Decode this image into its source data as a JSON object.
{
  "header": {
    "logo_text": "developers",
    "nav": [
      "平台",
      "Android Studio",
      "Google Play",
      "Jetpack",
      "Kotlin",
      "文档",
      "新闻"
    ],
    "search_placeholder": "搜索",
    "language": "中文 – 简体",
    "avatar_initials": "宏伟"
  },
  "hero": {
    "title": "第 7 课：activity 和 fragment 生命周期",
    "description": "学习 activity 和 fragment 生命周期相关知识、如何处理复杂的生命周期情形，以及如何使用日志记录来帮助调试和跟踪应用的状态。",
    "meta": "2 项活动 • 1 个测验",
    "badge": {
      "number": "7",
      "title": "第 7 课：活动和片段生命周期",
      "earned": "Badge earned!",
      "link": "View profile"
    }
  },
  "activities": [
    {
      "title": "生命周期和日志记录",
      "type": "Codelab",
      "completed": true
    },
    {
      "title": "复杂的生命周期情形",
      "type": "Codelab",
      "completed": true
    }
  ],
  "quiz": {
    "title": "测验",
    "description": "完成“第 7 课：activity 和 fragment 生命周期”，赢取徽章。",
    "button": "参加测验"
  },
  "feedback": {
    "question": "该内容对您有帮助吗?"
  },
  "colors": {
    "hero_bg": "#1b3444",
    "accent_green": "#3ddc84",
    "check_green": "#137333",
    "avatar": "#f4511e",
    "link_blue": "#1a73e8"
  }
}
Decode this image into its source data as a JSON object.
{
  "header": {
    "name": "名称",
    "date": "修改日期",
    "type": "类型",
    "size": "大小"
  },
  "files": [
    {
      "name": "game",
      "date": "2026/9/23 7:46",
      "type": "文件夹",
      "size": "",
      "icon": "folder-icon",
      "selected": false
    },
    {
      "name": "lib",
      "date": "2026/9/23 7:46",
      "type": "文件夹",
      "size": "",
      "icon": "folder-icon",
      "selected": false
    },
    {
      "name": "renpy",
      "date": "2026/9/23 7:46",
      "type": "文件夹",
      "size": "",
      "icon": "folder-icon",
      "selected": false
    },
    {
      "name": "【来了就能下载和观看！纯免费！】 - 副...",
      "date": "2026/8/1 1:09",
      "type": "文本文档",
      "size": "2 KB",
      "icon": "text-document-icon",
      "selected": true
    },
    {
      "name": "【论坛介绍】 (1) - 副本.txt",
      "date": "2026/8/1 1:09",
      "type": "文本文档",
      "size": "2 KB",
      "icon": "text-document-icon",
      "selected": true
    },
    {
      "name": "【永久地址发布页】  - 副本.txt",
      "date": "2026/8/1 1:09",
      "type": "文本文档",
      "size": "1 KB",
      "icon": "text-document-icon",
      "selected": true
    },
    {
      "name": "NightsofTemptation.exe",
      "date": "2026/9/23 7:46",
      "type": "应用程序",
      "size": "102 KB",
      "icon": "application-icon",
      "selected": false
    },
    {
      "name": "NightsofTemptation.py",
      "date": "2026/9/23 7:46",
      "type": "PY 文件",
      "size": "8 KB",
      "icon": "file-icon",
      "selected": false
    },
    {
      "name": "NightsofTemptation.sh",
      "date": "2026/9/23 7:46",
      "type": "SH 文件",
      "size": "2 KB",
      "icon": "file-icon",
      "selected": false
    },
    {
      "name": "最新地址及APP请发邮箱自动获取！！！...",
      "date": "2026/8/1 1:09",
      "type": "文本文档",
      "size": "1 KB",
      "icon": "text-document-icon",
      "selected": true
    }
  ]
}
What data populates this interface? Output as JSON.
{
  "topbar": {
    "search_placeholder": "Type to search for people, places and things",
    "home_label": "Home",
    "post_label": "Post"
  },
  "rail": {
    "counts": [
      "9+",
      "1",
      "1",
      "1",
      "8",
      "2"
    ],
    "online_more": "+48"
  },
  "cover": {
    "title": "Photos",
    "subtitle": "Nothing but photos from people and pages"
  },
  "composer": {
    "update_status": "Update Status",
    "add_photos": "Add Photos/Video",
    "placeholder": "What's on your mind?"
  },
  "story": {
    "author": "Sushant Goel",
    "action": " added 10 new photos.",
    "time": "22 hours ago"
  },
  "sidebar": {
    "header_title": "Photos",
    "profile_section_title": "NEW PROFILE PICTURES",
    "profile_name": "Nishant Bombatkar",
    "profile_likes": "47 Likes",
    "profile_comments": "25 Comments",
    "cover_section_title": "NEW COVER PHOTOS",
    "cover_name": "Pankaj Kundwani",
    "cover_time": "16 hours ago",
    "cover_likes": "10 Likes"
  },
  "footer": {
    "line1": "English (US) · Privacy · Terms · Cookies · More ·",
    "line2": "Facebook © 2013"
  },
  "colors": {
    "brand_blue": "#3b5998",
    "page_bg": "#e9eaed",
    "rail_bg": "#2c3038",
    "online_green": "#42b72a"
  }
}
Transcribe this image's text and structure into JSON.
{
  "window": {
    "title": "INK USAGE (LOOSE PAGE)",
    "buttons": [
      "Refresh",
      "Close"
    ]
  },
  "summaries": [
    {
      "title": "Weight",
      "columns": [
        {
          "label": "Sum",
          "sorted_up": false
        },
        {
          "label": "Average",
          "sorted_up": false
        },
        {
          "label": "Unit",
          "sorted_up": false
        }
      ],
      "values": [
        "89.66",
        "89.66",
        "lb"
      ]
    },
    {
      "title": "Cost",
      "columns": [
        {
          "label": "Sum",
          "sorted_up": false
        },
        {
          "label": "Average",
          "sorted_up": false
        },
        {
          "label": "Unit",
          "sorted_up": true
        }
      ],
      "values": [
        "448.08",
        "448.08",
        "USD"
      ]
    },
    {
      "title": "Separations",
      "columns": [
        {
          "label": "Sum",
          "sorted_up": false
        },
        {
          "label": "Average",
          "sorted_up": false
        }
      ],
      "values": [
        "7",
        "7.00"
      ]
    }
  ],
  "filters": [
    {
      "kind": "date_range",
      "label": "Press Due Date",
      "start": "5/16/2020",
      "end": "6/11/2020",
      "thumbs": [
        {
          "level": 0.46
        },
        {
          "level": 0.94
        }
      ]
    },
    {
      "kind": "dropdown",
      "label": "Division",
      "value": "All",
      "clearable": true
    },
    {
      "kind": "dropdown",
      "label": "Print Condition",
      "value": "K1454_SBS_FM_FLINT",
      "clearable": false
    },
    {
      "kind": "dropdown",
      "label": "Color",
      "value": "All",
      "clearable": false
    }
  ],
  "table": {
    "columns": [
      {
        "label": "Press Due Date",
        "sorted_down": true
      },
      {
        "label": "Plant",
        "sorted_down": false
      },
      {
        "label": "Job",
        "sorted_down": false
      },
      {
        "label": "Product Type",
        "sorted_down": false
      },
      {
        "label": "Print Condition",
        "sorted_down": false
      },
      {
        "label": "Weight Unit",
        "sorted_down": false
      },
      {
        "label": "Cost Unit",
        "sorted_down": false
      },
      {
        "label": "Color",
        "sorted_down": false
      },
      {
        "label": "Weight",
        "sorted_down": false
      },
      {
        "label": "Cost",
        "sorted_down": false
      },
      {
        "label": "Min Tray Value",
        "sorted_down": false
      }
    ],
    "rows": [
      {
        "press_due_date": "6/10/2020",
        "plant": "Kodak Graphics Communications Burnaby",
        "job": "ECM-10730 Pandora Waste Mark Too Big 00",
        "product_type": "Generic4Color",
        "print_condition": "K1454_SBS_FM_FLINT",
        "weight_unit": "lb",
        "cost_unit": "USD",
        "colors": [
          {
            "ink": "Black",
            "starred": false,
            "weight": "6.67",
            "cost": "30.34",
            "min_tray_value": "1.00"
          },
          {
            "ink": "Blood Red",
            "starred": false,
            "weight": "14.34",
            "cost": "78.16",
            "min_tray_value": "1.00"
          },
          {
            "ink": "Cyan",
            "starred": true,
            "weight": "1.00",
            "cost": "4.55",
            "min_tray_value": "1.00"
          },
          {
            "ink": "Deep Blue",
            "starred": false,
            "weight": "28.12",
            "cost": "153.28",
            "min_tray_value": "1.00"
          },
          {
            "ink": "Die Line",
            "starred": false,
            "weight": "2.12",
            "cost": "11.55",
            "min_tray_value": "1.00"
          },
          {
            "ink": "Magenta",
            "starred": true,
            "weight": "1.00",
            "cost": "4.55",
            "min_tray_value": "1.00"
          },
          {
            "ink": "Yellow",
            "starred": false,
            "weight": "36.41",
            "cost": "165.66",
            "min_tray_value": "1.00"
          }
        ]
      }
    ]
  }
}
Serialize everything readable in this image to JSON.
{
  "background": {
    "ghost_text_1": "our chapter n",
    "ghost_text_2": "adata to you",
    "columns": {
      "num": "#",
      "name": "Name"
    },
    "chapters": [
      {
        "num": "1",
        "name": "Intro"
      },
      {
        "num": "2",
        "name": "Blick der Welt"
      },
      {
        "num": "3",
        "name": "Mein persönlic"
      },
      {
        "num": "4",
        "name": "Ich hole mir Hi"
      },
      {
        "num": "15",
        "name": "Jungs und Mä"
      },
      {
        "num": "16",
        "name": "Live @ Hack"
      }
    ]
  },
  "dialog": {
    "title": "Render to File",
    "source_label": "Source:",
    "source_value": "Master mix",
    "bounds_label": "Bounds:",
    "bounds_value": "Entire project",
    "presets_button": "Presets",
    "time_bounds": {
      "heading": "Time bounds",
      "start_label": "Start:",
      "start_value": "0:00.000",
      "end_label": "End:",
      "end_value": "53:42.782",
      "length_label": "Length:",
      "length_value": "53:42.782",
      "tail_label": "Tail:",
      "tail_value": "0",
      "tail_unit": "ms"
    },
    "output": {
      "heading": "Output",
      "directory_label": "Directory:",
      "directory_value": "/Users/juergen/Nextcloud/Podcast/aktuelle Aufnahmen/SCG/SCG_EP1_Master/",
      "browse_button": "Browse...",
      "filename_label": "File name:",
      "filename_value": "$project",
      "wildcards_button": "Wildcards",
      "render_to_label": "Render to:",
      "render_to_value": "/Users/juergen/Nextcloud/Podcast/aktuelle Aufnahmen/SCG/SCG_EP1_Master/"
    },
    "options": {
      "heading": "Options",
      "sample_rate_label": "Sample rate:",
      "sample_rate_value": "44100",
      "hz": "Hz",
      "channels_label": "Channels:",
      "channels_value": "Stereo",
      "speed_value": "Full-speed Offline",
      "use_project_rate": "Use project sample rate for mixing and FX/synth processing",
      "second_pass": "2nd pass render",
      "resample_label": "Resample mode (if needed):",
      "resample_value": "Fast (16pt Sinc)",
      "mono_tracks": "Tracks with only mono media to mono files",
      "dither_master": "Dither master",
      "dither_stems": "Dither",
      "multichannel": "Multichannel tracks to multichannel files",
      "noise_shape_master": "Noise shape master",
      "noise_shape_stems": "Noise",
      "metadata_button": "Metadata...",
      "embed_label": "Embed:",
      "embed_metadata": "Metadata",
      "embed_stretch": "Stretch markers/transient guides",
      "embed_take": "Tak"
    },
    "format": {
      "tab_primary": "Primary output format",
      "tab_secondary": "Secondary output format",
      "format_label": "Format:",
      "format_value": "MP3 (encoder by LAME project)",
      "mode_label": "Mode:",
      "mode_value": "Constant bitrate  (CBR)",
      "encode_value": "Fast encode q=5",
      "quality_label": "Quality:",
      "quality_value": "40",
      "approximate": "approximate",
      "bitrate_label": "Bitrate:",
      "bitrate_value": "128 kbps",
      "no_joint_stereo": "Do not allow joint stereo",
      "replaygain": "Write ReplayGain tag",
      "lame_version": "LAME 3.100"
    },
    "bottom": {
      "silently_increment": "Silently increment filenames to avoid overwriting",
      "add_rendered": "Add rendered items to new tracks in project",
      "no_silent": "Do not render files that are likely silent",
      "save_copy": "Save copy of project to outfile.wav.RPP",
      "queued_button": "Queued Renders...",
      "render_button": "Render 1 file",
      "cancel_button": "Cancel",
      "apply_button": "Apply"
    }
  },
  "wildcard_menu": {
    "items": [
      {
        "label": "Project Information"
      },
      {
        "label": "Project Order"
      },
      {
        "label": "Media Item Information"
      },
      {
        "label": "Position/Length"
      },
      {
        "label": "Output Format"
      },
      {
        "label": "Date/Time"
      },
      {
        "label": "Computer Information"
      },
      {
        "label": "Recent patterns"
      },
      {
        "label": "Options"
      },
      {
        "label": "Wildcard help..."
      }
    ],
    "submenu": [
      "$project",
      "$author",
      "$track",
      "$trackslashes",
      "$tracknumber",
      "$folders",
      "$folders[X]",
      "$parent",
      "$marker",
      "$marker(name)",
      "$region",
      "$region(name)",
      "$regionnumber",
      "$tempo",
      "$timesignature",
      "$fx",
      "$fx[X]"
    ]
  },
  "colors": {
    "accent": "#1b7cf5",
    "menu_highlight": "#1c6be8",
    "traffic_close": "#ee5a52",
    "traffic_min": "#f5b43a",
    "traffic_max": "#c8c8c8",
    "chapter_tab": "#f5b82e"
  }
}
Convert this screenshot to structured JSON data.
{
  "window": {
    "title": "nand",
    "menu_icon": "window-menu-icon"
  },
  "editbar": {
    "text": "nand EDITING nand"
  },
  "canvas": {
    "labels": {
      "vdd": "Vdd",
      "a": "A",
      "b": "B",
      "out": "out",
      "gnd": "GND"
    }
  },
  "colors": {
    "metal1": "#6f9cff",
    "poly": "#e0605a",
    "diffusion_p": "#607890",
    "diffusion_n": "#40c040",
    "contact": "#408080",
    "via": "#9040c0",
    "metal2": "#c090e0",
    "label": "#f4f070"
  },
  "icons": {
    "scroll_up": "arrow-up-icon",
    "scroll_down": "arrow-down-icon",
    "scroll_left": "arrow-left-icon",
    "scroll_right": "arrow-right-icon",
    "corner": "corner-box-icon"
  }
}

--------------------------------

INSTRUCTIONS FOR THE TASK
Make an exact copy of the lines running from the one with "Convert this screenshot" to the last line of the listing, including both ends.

EXERCISE OUTPUT
Convert this screenshot to structured JSON data.
{
  "window": {
    "title": "nand",
    "menu_icon": "window-menu-icon"
  },
  "editbar": {
    "text": "nand EDITING nand"
  },
  "canvas": {
    "labels": {
      "vdd": "Vdd",
      "a": "A",
      "b": "B",
      "out": "out",
      "gnd": "GND"
    }
  },
  "colors": {
    "metal1": "#6f9cff",
    "poly": "#e0605a",
    "diffusion_p": "#607890",
    "diffusion_n": "#40c040",
    "contact": "#408080",
    "via": "#9040c0",
    "metal2": "#c090e0",
    "label": "#f4f070"
  },
  "icons": {
    "scroll_up": "arrow-up-icon",
    "scroll_down": "arrow-down-icon",
    "scroll_left": "arrow-left-icon",
    "scroll_right": "arrow-right-icon",
    "corner": "corner-box-icon"
  }
}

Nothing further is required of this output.